New homes, Lower Ninth Ward, March 2012. Gabby Chesney.
After having spent a little time in New Orleans, I know I won’t forget. I am excited to explore ways I can get involved and support the amazing and spirited people affected by Katrina from a distance. Ronald’s words were inspiring and so truthful. His spirit and passion were contagious. I love people like that, those are the ones who stick with you and change your outlook.
I think many of the people I met in New Orleans embody this spirit. A city is nothing without the people who fill it. The people of New Orleans, so filled with the spirit of life and music and resilience, are the heartbeat of the city. Throughout the week we heard stories of people who suffered greatly after Katrina but returned to the city with a strong spirit and sense of hope.

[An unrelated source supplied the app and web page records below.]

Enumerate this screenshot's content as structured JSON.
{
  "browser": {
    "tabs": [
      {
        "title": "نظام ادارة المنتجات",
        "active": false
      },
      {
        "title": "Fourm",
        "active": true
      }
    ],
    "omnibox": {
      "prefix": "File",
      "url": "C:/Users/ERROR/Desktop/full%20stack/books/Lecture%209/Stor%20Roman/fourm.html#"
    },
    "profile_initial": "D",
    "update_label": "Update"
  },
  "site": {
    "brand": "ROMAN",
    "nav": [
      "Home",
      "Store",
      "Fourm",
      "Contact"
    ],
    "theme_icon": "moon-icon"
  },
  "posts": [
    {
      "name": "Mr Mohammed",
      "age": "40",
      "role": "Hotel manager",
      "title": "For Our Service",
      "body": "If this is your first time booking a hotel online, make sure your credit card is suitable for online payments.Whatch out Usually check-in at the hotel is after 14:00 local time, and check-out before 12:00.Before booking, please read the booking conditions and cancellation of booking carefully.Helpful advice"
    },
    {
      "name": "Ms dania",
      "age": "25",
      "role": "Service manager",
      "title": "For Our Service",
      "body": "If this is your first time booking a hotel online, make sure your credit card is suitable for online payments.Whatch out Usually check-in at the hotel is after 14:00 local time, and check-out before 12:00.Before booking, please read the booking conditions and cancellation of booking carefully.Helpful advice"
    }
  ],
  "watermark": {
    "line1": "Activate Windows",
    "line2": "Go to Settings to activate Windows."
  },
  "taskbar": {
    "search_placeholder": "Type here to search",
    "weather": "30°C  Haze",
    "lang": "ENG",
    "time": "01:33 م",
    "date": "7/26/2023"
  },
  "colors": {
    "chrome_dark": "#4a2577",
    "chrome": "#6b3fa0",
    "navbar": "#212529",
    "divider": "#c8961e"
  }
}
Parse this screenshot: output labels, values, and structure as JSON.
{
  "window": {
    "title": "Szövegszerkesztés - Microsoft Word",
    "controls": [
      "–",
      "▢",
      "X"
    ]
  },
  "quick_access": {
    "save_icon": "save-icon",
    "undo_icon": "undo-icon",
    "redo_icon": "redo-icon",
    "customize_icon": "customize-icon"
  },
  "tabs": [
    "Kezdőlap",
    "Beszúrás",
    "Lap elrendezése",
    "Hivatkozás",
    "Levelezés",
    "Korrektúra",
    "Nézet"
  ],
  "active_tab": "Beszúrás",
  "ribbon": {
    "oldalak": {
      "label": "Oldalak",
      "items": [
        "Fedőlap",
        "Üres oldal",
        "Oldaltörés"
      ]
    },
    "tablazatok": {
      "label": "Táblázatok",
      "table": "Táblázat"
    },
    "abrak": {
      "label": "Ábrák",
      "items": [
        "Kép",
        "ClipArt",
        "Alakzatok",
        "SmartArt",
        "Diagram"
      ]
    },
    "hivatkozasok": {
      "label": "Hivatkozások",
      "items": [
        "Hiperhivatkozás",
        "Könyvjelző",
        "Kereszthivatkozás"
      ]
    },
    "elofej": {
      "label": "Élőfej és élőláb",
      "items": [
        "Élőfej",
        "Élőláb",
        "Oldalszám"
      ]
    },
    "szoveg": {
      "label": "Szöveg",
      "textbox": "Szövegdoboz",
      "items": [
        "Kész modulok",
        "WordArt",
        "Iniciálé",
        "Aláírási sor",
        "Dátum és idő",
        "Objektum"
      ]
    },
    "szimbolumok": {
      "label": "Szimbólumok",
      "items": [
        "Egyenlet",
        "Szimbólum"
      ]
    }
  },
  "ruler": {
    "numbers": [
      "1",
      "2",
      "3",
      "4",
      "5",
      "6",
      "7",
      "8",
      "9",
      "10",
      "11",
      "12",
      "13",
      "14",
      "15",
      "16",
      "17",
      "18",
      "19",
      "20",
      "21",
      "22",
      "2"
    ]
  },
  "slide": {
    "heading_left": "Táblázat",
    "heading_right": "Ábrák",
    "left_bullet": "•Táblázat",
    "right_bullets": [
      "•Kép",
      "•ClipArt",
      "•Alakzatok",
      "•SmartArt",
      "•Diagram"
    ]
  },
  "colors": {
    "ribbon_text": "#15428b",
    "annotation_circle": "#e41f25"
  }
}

Gabby and Ronald, House of Dance and Feathers, March 2012. Gabby Chesney.
Those are the stories that made the week we spent amazing. Without the people, New Orleans would just be a picturesque city by the water. Once you add these eclectic and passionate people, you have a place that is impossible to forget and sure to change you in one way or another.